99. Trevor Releford, Alabama
The spotlight will be on Releford in Tuscaloosa as he tries to lead Alabama back to the NCAA tournament. Releford had his best season last year, averaging 14.9 points, 2.5 assists and 2.1 steals while shooting 40.7% from beyond the arc.
98. Patrick Miller, Tennessee State
Miller will be in the spotlight for Tennessee State now that Robert Covington has departed. Miller, a senior, averaged 14.8 points, 4.3 rebounds and 5.9 assists last season while shooting a solid 34.4% on three-pointers. The only blemish were his 3.4 turnovers per game, which will have to come down in order for him to live up to his potential. Miller is the type of player that could put up a triple-double this season, as he nearly did last year against Belmont with eight points, 10 rebounds and 12 assists.
97. David Laury, Iona
Laury, who played 25 games for Iona last season after becoming eligible at the semester break, could have a NBA career in his future. Although listed as a power forward, he has the ability to handle the ball and be a playmaker. Last season he averaged a triple-double with 13.1 points and 10.3 rebounds per game along with 1.6 blocks.
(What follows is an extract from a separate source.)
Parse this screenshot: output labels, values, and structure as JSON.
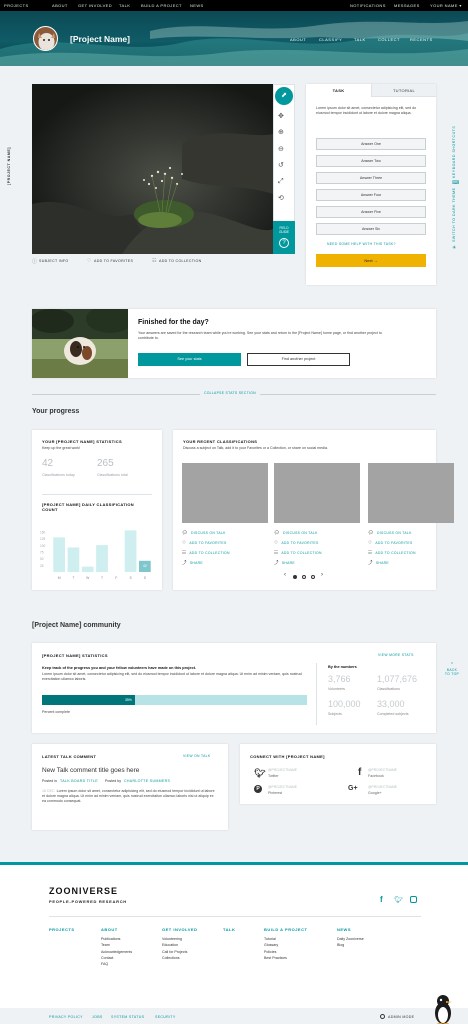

He had a few notable games last season, but most remarkable was his 24-point, 16-rebound performance in a loss at Niagara.
96. Rhamel Brown, Manhattan
After serving a limited role in his first two seasons, Brown became Manhattan’s go-to-guy last year. While still playing only 26.5 minutes per game, he averaged 11.4 points, 7.2 rebounds and three blocks, all team-bests. Brown has become one of the most feared shot blockers in the nation; last season he ranked third in block percentage, only behind Chris Obekpa (St. John’s) and Jyles Smith (Savannah State).
95. Javon McCrea, Buffalo
McCrea is the early favorite for MAC Player of the Year after averaging 18 points, 7.9 assists and 2.6 blocks last season. He ranks sixth in offensive rating among returning players according to KenPom.
94. Siyani Chambers, Harvard
A big reason for Harvard’s unprecedented success last season was freshman guard Siyani Chambers. Chambers made an immediate impact for the Crimson, averaging 12.4 points and 5.7 assists while shooting better than 42% from long range. Expect him to put up a handful of double-doubles this season.
93. Derrick Marks, Boise State
Marks was one of the key players on last year’s Boise State team that played in the First Four. He was second in scoring with 16.3 points per game, and he also averaged 3.9 assists and 1.8 steals. He is an explosive scorer, as proved by his pair of 30-point outings last year.
92. Anthony Ireland, Loyola Marymount
Ireland has remained one of the best-kept secrets in college basketball for a couple of seasons due to Loyola Marymount’s lack of success. The 5’10” point guard is an all-around great player, averaging 20.2 points, 4.4 rebounds, 3.6 assists and 1.7 steals per game last season. He also shot 37.6% from beyond the arc. In his three games against Gonzaga, who was a No. 1 seed in the NCAA tournament, Ireland averaged 22.7 points.
91. Wesley Saunders, Harvard
While Chambers ran the offense, Saunders was Harvard’s best all-around player. He led the team in scoring with 16.2 points per game, and he also chipped in 4.2 boards, 3.5 dimes, and 1.8 steals. He shot an impressive 52.2% from the field and although he only shot 20 three-pointers, he made half of them.